Well, generally, not a whole lot. Small bonuses are there but you could be forgiven for overlooking them entirely. I’ve compared the two games side-by-side on dual screens (360 & XOne) and at a push I guess I could admit the Xbox One counterpart looks a little sharper and brighter, that said it’s a very minuscule improvement. As we’re dealing with HD 2D images – this isn’t necessarily criticising the next-gen release, more-so congratulating the 360 and PS3 versions for their incredible quality. As a hardcore fan, I immediately noticed two additions to the next-gen versions – one of which is a new camera mode that allows you to take a snapshot of a special moment and share it; the other is a new scratch card concept. Because the load times on the next-gen are significantly faster (clocking in roughly 3 seconds or so) it doesn’t give the player that last-gen chance of earning an additional heart to make their level easier – therefore at the end of each level you can now earn a scratch card which, when scratched, unlocks certain bonuses. It’s a neat feature made even better on the PlayStation 4 version where you can use the somewhat superfluous touch pad to scratch away as if you’re some gambling addict in a Costcutters car-park.
Visually the game looks as good as it could ever be. The environments are varied and constantly move giving the illusion of a living, breathing world; the character models are well crafted and the boss designs are so grandiose it propels the player to keep gliding through to encounter the next one. Audio has always played a key part in this reboot, from Origins to the fantastic ‘Jungle Run’ on iOS devices, and while a lot of the same iconic tunes resurface here (such as the wild west-inspired ditty that plays when you’re being chased) it’s definitely a welcome return. Rayman Legends on the next generation is retro gaming at its finest, albeit with a significant lick of HD paint, some beautiful art design and a local co-op system which has brought myself and my girlfriend together more times than a Breaking Bad marathon.
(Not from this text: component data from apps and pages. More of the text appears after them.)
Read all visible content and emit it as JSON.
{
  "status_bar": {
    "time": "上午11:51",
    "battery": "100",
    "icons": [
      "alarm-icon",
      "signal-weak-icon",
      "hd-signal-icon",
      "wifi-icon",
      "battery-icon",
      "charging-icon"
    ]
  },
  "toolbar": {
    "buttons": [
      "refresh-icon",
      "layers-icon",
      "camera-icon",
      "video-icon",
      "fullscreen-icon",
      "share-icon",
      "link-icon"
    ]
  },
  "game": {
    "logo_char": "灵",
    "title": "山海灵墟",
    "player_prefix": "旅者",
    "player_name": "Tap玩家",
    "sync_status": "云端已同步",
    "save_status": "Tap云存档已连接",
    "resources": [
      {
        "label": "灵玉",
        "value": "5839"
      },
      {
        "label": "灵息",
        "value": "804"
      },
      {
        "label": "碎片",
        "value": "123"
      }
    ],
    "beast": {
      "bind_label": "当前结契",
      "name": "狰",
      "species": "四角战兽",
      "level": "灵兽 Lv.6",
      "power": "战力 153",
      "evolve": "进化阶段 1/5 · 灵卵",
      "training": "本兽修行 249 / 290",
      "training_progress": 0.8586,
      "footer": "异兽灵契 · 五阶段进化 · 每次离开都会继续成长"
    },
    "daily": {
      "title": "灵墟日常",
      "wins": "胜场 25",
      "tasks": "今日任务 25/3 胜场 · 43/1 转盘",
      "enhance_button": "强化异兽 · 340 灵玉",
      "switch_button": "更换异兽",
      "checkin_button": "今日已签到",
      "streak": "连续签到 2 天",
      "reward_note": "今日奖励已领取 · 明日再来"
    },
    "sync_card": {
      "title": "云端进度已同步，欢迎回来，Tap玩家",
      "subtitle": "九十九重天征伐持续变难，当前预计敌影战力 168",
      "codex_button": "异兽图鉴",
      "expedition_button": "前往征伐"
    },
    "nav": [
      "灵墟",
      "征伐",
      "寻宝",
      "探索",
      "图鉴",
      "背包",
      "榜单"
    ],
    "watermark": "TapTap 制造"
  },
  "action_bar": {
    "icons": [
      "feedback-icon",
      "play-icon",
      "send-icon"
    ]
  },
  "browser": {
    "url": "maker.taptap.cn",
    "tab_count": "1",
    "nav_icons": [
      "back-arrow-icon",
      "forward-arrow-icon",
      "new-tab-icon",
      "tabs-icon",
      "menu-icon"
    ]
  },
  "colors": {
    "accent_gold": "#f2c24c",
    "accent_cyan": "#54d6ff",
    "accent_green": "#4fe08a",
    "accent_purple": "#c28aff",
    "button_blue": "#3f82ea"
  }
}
In conclusion, Rayman Legends is fantastic value for money – even on the next generation of consoles. For hardcore fans of the franchise, there’s plenty of fan service in this one (not only is Murfy a playable buddy, you also get to return to Rayman 2’s greatest and spookiest level – Land of the Livid Dead) and for casual gamers you’re equally rewarded with a well-crafted, gem of a game. It’s not the most groundbreaking of titles, that’s granted, and a lack of online co-op permits Legends from being one of the truly greatest current-gen platforming titles – but if you want a game on your shelf that you can return to time after time with any friend, no matter of their age or gender, then Rayman Legends is the game for you.
Last gen or current gen – do you own the game? Let us know what you thought of it in the comments below!